A flood alleviation scheme which opened a 90-metre stretch of the Cong Burn in Chester-le-Street has resulted in an award win for Esh Construction at the Institute of Civil Engineering (ICE) North East 30th Robert Stephenson Awards 2021.

The seven-figure project was delivered in partnership with Durham County Council, the Environment Agency and Pell Frischmann. Work to open the culvert and construct the open river channel initially commenced in 2019 and included the construction of brick flood walls, a North and South riverbank and a 20-metre extension to an existing flood wall.

Chester-le-Street has a long history of flooding and was badly affected by a severe storm in June 2012, when more than 100 homes and businesses at the northern end of the town suffered from flooding.

“Being recognised by the ICE in the 30th Robert Stephenson Awards is a fantastic achievement for everyone involved. It is important to celebrate the hard work and determination that goes into such projects, particularly throughout a year which presented difficulties that no one ever could have planned for,” said, Stephen Wilkie, Executive Director of Esh Construction.


“While providing vital flood prevention for residents and businesses, the scheme has also allowed the existing market to be re-located closer to the front street in a bid to provide an economic boost to the town.
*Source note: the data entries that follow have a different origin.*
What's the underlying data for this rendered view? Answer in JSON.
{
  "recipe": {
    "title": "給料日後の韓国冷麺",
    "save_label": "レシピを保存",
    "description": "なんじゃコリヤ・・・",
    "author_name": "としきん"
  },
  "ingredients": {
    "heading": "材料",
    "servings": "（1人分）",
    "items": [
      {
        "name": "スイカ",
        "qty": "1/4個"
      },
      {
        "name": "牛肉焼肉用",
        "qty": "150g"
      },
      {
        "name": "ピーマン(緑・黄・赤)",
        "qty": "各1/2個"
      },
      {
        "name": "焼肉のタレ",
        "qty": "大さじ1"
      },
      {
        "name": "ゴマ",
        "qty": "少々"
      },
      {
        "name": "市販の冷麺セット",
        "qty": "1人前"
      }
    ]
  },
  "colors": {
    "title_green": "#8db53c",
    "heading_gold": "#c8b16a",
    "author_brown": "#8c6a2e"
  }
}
Esh Construction was founded in County Durham, and Chester-le-Street Flood Alleviation Scheme is a project we are very proud to have delivered.”

The re-opening of the watercourse – for the first time in 50 years – has enabled the creation of an enhanced and more welcoming appearance for the busy town centre. A revised market area nearer amenities features new seating and open spaces paved in Yorkstone. Surrounding the area there are bespoke underlit granite benches and planters, allowing a variety of uses for the space outside of market days.

Announcing the project as winner of the Medium Project Category Robert Stephenson Award, the judges said: “This hidden part of the infrastructure of Chester-le-Street has been opened up to provide a ‘park-like’ feel to the town centre, whilst providing well needed flood protection to homes and businesses.


The judges said they were impressed with the project team’s collaborative working to develop and construct the proposals (including significant areas of habitat creation) in a constrained working area. In addition, they noted the “close working relationship with local residents and businesses was key to ensuring that the longer-term benefits to the community will last for future generations.”

A large, combined sewer was removed from the culvert downstream of the Market Place to increase flow capacity and reduce the risk of blockages.

The work has been jointly funded by the council, the Environment Agency and the European Regional Development Fund.

To find out more about Esh Construction, visit www.eshgroup.co.uk